**Input for this task:**
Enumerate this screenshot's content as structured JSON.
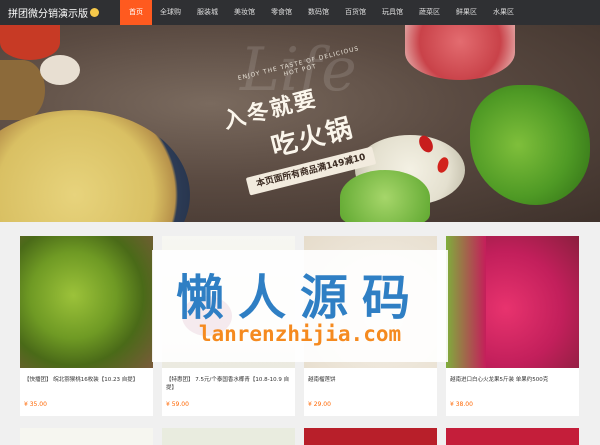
{
  "header": {
    "brand": "拼团微分销演示版",
    "brand_icon": "smiley-icon",
    "nav": [
      {
        "label": "首页",
        "active": true
      },
      {
        "label": "全球购"
      },
      {
        "label": "服装城"
      },
      {
        "label": "美妆馆"
      },
      {
        "label": "零食馆"
      },
      {
        "label": "数码馆"
      },
      {
        "label": "百货馆"
      },
      {
        "label": "玩具馆"
      },
      {
        "label": "蔬菜区"
      },
      {
        "label": "鲜果区"
      },
      {
        "label": "水果区"
      }
    ]
  },
  "banner": {
    "script_text": "Life",
    "arc_text": "ENJOY THE TASTE OF DELICIOUS HOT POT",
    "title_line1": "入冬就要",
    "title_line2": "吃火锅",
    "promo": "本页面所有商品满149减10"
  },
  "products": [
    {
      "desc": "【快播团】 皖北猕猴桃16枚装【10.23 自提】",
      "price": "¥ 35.00"
    },
    {
      "desc": "【特惠团】 7.5元/个泰国香水椰青【10.8-10.9 自提】",
      "price": "¥ 59.00"
    },
    {
      "desc": "越南榴莲饼",
      "price": "¥ 29.00"
    },
    {
      "desc": "越南进口白心火龙果5斤装 单果约500克",
      "price": "¥ 38.00"
    }
  ],
  "watermark": {
    "line1": "懒人源码",
    "line2": "lanrenzhijia.com"
  },
  "colors": {
    "topbar": "#2f3033",
    "nav_active": "#ff5a1f",
    "price": "#ff6600",
    "watermark_blue": "#2f7fc4",
    "watermark_orange": "#f58a1f"
  }
}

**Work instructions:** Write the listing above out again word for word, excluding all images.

**Exercise result:**
Enumerate this screenshot's content as structured JSON.
{
  "header": {
    "brand": "拼团微分销演示版",
    "brand_icon": "smiley-icon",
    "nav": [
      {
        "label": "首页",
        "active": true
      },
      {
        "label": "全球购"
      },
      {
        "label": "服装城"
      },
      {
        "label": "美妆馆"
      },
      {
        "label": "零食馆"
      },
      {
        "label": "数码馆"
      },
      {
        "label": "百货馆"
      },
      {
        "label": "玩具馆"
      },
      {
        "label": "蔬菜区"
      },
      {
        "label": "鲜果区"
      },
      {
        "label": "水果区"
      }
    ]
  },
  "banner": {
    "script_text": "Life",
    "arc_text": "ENJOY THE TASTE OF DELICIOUS HOT POT",
    "title_line1": "入冬就要",
    "title_line2": "吃火锅",
    "promo": "本页面所有商品满149减10"
  },
  "products": [
    {
      "desc": "【快播团】 皖北猕猴桃16枚装【10.23 自提】",
      "price": "¥ 35.00"
    },
    {
      "desc": "【特惠团】 7.5元/个泰国香水椰青【10.8-10.9 自提】",
      "price": "¥ 59.00"
    },
    {
      "desc": "越南榴莲饼",
      "price": "¥ 29.00"
    },
    {
      "desc": "越南进口白心火龙果5斤装 单果约500克",
      "price": "¥ 38.00"
    }
  ],
  "watermark": {
    "line1": "懒人源码",
    "line2": "lanrenzhijia.com"
  },
  "colors": {
    "topbar": "#2f3033",
    "nav_active": "#ff5a1f",
    "price": "#ff6600",
    "watermark_blue": "#2f7fc4",
    "watermark_orange": "#f58a1f"
  }
}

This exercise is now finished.